Does it surprise you that historians and biblical scholars alike question the dates of the Exodus? Some choose to place Moses in the mid-1400’s BC while others place him in the mid-1200’s with the famous Pharaoh Ramesses and Queen Nefertiry.
After much wailing and gnashing of teeth, I settled on the Ramesses dating. I mean, who can argue with Cecil B. DeMilles and DreamWorks, right? Perhaps a bit more convincing was the relief (hieroglyphs) in the west wing of the Great Hypostyle Hall (Karnak Temple Complex, Egypt) in which Pharaoh Seti is pictured with a mysterious military officer known only as Mehy.
Though the Egyptians-of-old were meticulous record-keepers, Egyptologists have found no genealogy or historical record regarding Mehy. Even more intriguing—the Hypostyle relief shows Pharaoh Ramesses—Egypt’s longest reigning king—made an attempt to replace Mehy’s image with his own. Why had Ramesses wanted to wipe out the record of Mehy in Egypt?
I believe it was because Ramesses discovered Mehy was Hebrew—and that Hebrew was Moses.
Deeper research uncovered the more precise Exodus dating around 1250 BC. Ramesses ruled Egypt ca.1279-1213 BC. Based on historical accounts of his ascension age, he was approximately fifty-three when the Israelites left Egypt. Exodus 7:7 tells us that Moses was eighty years old when he returned as God’s chosen leader to free the Israelites.
Have Cecil B. DeMilles, DreamWorks, Exodus: Gods and Kings been lying to us about Moses’s best friend? Say it ain’t so! Ramesses and Moses likely would not have been close in age or reared as brothers as the movies depict.
In fact, if Moses was indeed Mehy, Seti’s military officer, it’s more likely that Moses and Seti were the best friends and reared together as brothers. Which could also explain Ramesses’ jealous attempts to replace the mysterious officer’s image from the relief in Hypostyle Hall.

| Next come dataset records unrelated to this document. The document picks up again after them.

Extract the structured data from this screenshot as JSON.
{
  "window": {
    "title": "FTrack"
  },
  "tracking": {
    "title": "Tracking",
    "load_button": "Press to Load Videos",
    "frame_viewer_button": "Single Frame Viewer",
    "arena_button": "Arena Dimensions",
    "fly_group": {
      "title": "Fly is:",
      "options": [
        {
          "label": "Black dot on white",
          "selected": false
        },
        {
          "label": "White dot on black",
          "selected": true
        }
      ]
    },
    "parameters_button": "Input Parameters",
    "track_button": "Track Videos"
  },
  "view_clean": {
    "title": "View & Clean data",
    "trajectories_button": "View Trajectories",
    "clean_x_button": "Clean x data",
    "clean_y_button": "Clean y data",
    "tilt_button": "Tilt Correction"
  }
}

Though neither historical nor biblical records tell us Moses’s Egyptian name, it’s been fun to imagine what Moses’s life might have been like as a true prince of Egypt who was later God’s chosen deliverer. I hope you’ll enjoy the full account of Moses from infancy to the Exodus in my two-book series: The Pharaoh’s Daughter and Miriam.